Atmospheric Chemistry, Geophysics Are Among Dr. David Lary's Interests
Feb. 1, 2011
His research interests include using remote sensing and computation to study the Earth system, ranging from atmospheric composition and ocean ecosystems to land surface classification. He is about to take delivery of a robotic helicopter equipped with a suite of sensors and cameras that will be used for studies of air quality, agriculture and geophysics.
Lary, is an associate professor in the William B. Hanson Center for Space Sciences at UT Dallas, founding director of the UT Dallas Multi-Scale Integrated Intelligent Interactive Sensing Consortium and a scholar of the Institute for Integrative Health. He is developing a software system that uses autonomy, image processing, large-scale computation and machine learning for a variety of applications, including delivering daily global estimates of the ambient concentration of small airborne particulates known to be environmental triggers for a range of significant health issues.

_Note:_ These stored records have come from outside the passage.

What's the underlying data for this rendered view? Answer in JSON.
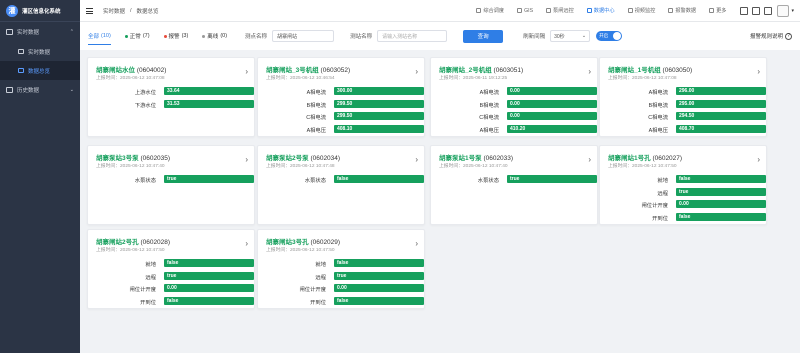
{
  "app": {
    "title": "灌区信息化系统",
    "logo_char": "灌"
  },
  "sidebar": {
    "groups": [
      {
        "label": "实时数据",
        "expanded": true,
        "items": [
          {
            "label": "实时数据",
            "active": false
          },
          {
            "label": "数据总览",
            "active": true
          }
        ]
      },
      {
        "label": "历史数据",
        "expanded": false,
        "items": []
      }
    ]
  },
  "breadcrumb": [
    "实时数据",
    "数据总览"
  ],
  "topnav": [
    {
      "label": "综合调度",
      "active": false
    },
    {
      "label": "GIS",
      "active": false
    },
    {
      "label": "泵闸远控",
      "active": false
    },
    {
      "label": "数据中心",
      "active": true
    },
    {
      "label": "视频监控",
      "active": false
    },
    {
      "label": "报警数据",
      "active": false
    },
    {
      "label": "更多",
      "active": false
    }
  ],
  "tabs": [
    {
      "label": "全部",
      "count": "(10)",
      "active": true,
      "dot": ""
    },
    {
      "label": "正常",
      "count": "(7)",
      "active": false,
      "dot": "#16a05d"
    },
    {
      "label": "报警",
      "count": "(3)",
      "active": false,
      "dot": "#e74c3c"
    },
    {
      "label": "离线",
      "count": "(0)",
      "active": false,
      "dot": "#999999"
    }
  ],
  "filter": {
    "station_label": "测点名称",
    "station_value": "胡寨闸站",
    "name_label": "测站名称",
    "name_placeholder": "请输入测站名称",
    "query_button": "查询",
    "refresh_label": "刷新间隔",
    "refresh_value": "30秒",
    "toggle_label": "开启",
    "alarm_help": "报警规则说明"
  },
  "colors": {
    "accent": "#2f7ee6",
    "ok": "#16a05d"
  },
  "cards": [
    {
      "title": "胡寨闸站水位",
      "code": "(0604002)",
      "time": "上报时间：2025-06-12 10:47:08",
      "rows": [
        {
          "label": "上游水位",
          "value": "33.64"
        },
        {
          "label": "下游水位",
          "value": "31.53"
        }
      ]
    },
    {
      "title": "胡寨闸站_3号机组",
      "code": "(0603052)",
      "time": "上报时间：2025-06-12 10:46:54",
      "rows": [
        {
          "label": "A相电流",
          "value": "300.00"
        },
        {
          "label": "B相电流",
          "value": "299.50"
        },
        {
          "label": "C相电流",
          "value": "299.50"
        },
        {
          "label": "A相电压",
          "value": "408.10"
        }
      ]
    },
    {
      "title": "胡寨闸站_2号机组",
      "code": "(0603051)",
      "time": "上报时间：2025-06-11 19:12:25",
      "rows": [
        {
          "label": "A相电流",
          "value": "0.00"
        },
        {
          "label": "B相电流",
          "value": "0.00"
        },
        {
          "label": "C相电流",
          "value": "0.00"
        },
        {
          "label": "A相电压",
          "value": "410.20"
        }
      ]
    },
    {
      "title": "胡寨闸站_1号机组",
      "code": "(0603050)",
      "time": "上报时间：2025-06-12 10:47:08",
      "rows": [
        {
          "label": "A相电流",
          "value": "296.00"
        },
        {
          "label": "B相电流",
          "value": "295.00"
        },
        {
          "label": "C相电流",
          "value": "294.50"
        },
        {
          "label": "A相电压",
          "value": "408.70"
        }
      ]
    },
    {
      "title": "胡寨泵站3号泵",
      "code": "(0602035)",
      "time": "上报时间：2025-06-12 10:47:40",
      "rows": [
        {
          "label": "水泵状态",
          "value": "true"
        }
      ]
    },
    {
      "title": "胡寨泵站2号泵",
      "code": "(0602034)",
      "time": "上报时间：2025-06-12 10:47:48",
      "rows": [
        {
          "label": "水泵状态",
          "value": "false"
        }
      ]
    },
    {
      "title": "胡寨泵站1号泵",
      "code": "(0602033)",
      "time": "上报时间：2025-06-12 10:47:40",
      "rows": [
        {
          "label": "水泵状态",
          "value": "true"
        }
      ]
    },
    {
      "title": "胡寨闸站1号孔",
      "code": "(0602027)",
      "time": "上报时间：2025-06-12 10:47:50",
      "rows": [
        {
          "label": "就地",
          "value": "false"
        },
        {
          "label": "远程",
          "value": "true"
        },
        {
          "label": "闸位计开度",
          "value": "0.00"
        },
        {
          "label": "开到位",
          "value": "false"
        }
      ]
    },
    {
      "title": "胡寨闸站2号孔",
      "code": "(0602028)",
      "time": "上报时间：2025-06-12 10:47:50",
      "rows": [
        {
          "label": "就地",
          "value": "false"
        },
        {
          "label": "远程",
          "value": "true"
        },
        {
          "label": "闸位计开度",
          "value": "0.00"
        },
        {
          "label": "开到位",
          "value": "false"
        }
      ]
    },
    {
      "title": "胡寨闸站3号孔",
      "code": "(0602029)",
      "time": "上报时间：2025-06-12 10:47:50",
      "rows": [
        {
          "label": "就地",
          "value": "false"
        },
        {
          "label": "远程",
          "value": "true"
        },
        {
          "label": "闸位计开度",
          "value": "0.00"
        },
        {
          "label": "开到位",
          "value": "false"
        }
      ]
    }
  ]
}
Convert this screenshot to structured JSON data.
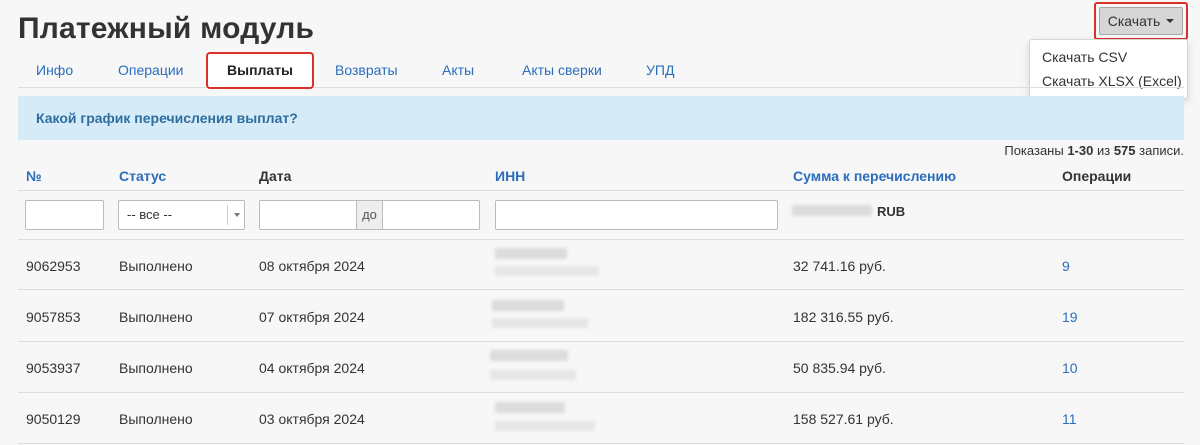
{
  "page": {
    "title": "Платежный модуль"
  },
  "download": {
    "button_label": "Скачать",
    "menu": [
      "Скачать CSV",
      "Скачать XLSX (Excel)"
    ]
  },
  "tabs": [
    "Инфо",
    "Операции",
    "Выплаты",
    "Возвраты",
    "Акты",
    "Акты сверки",
    "УПД"
  ],
  "active_tab": "Выплаты",
  "banner": {
    "text": "Какой график перечисления выплат?"
  },
  "records": {
    "prefix": "Показаны ",
    "range": "1-30",
    "middle": " из ",
    "total": "575",
    "suffix": " записи."
  },
  "table": {
    "headers": {
      "num": "№",
      "status": "Статус",
      "date": "Дата",
      "inn": "ИНН",
      "amount": "Сумма к перечислению",
      "ops": "Операции"
    },
    "filters": {
      "status_value": "-- все --",
      "date_to": "до",
      "currency": "RUB"
    },
    "rows": [
      {
        "num": "9062953",
        "status": "Выполнено",
        "date": "08 октября 2024",
        "amount": "32 741.16 руб.",
        "ops": "9"
      },
      {
        "num": "9057853",
        "status": "Выполнено",
        "date": "07 октября 2024",
        "amount": "182 316.55 руб.",
        "ops": "19"
      },
      {
        "num": "9053937",
        "status": "Выполнено",
        "date": "04 октября 2024",
        "amount": "50 835.94 руб.",
        "ops": "10"
      },
      {
        "num": "9050129",
        "status": "Выполнено",
        "date": "03 октября 2024",
        "amount": "158 527.61 руб.",
        "ops": "11"
      }
    ]
  },
  "colors": {
    "link": "#2a6ebb",
    "highlight_border": "#d9302c",
    "banner_bg": "#d6ebf8"
  }
}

His studies have highlighted the role of carbon-containing aerosols in the atmosphere. His software system, AutoChem, won five NASA awards and has been used to perform long-term analysis of atmospheric chemistry from multiple satellite observations, including those from the NASA Aura satellite. He is the author of more than 80 academic papers.
Dr. Lary earned his undergraduate degree in physics and chemistry from King’s College London in 1987 and a Ph.D. in atmospheric chemistry from Cambridge in 1991.
From 1996 to 2001 he was a Royal Society Research Fellow at Cambridge University. From 1998 to 2000 he also held a joint appointment at the University of Tel Aviv University as an Alon Fellow and senior lecturer.
Between 2001 and 2010 Dr. Lary worked in various branches at NASA’s Goddard Space Flight Center including the Global Modeling and Assimilation Office, the Atmospheric Chemistry and Dynamics Branch, the Software Integration and Visualization Office and the Goddard Earth Sciences Data and Information Services Center.